More terrorist suspects have come into The United States from Canada than from Mexico. However, the total number of such crossing either border is small compared with the number who enter directly via ship or plane. I simply believe that open borders with Canada would change that for the worse. That’s the main reason I wouldn’t sign on to a Schengen type Union. I love both Canada and Mexico for the people and the scenery. I dislike Trudeau, the very definition of an “empty suit”, as well as the suppression of freedom of speech and religion in Canada. I don’t like Trump’s behavior and rhetoric, but I like what he’s accomplished. All in all, I will take the good old USA, the good with the bad. At least I don’t have to hear every other sentence end with “eh” and a question mark, nor care about the various poutines. As for Mexico, I think of how many Mexicans would settle here if given a choice, so no. I haven’t even discussed admitting the Central America basket cases (with the exception of Costa Rica, possibly Belize and Panama). Not happening.

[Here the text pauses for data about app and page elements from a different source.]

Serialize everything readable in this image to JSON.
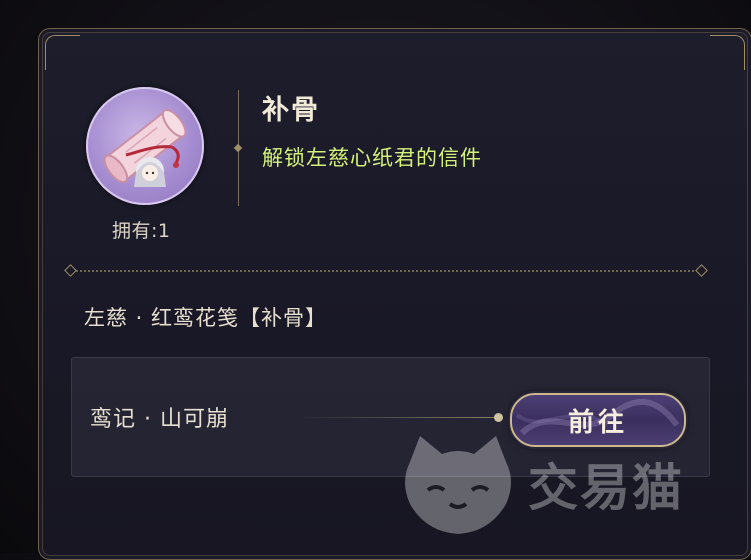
{
  "item": {
    "icon": "scroll-letter-icon",
    "owned_label": "拥有:1",
    "title": "补骨",
    "description": "解锁左慈心纸君的信件"
  },
  "source": {
    "name": "左慈 · 红鸾花笺【补骨】",
    "entries": [
      {
        "label": "鸾记 · 山可崩",
        "button_label": "前往"
      }
    ]
  },
  "watermark": {
    "text": "交易猫",
    "icon": "cat-logo-icon"
  },
  "colors": {
    "panel_bg": "#1b1a26",
    "gold_border": "#a08f63",
    "desc_green": "#d5f27a",
    "button_purple": "#3a2f5e"
  }
}
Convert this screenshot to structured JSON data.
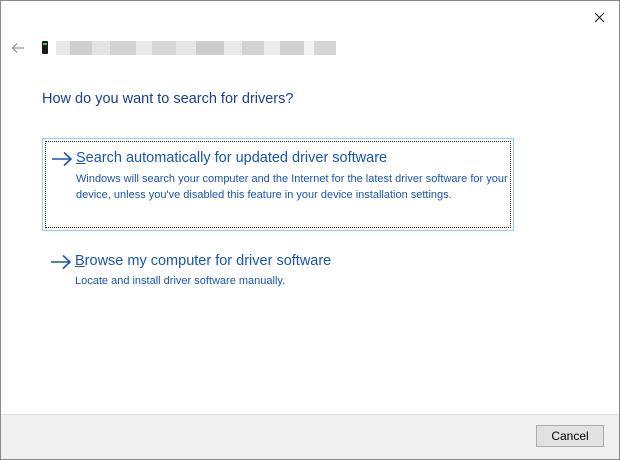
{
  "dialog": {
    "heading": "How do you want to search for drivers?",
    "close_icon": "close-icon",
    "back_icon": "back-arrow-icon",
    "device_icon": "device-icon"
  },
  "options": [
    {
      "title_first": "S",
      "title_rest": "earch automatically for updated driver software",
      "description": "Windows will search your computer and the Internet for the latest driver software for your device, unless you've disabled this feature in your device installation settings.",
      "icon": "arrow-right-icon",
      "focused": true
    },
    {
      "title_first": "B",
      "title_rest": "rowse my computer for driver software",
      "description": "Locate and install driver software manually.",
      "icon": "arrow-right-icon",
      "focused": false
    }
  ],
  "footer": {
    "cancel_label": "Cancel"
  },
  "colors": {
    "heading": "#1c3f94",
    "link": "#1a55b0",
    "focus_border": "#9ec8e8",
    "footer_bg": "#f0f0f0"
  }
}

This just in after writing this post: Gallup asked the whole population of Latin America. There are 33 countries in Latin America and the Caribbean. Roughly 450 million adults live in the region. Gallup asked them, “Would you like to move to another country permanently if you could?”A whopping 27% said “yes.” So this means roughly 120 million would like to migrate somewhere. The next question Gallup asked was, “Where would you like to move?” Of those who want to leave their Latin American country permanently, 35% said they want to go to the United States. The Gallup analytics estimate is that 42 million want to come to the U.S.Forty-two million seekers of citizenship or asylum are watching to determine exactly when and how is the best time to make the move. This suggests that open borders could potentially attract 42 million Latin Americans. A full 5 million who are planning to move in the next 12 months say they are moving to the U.S.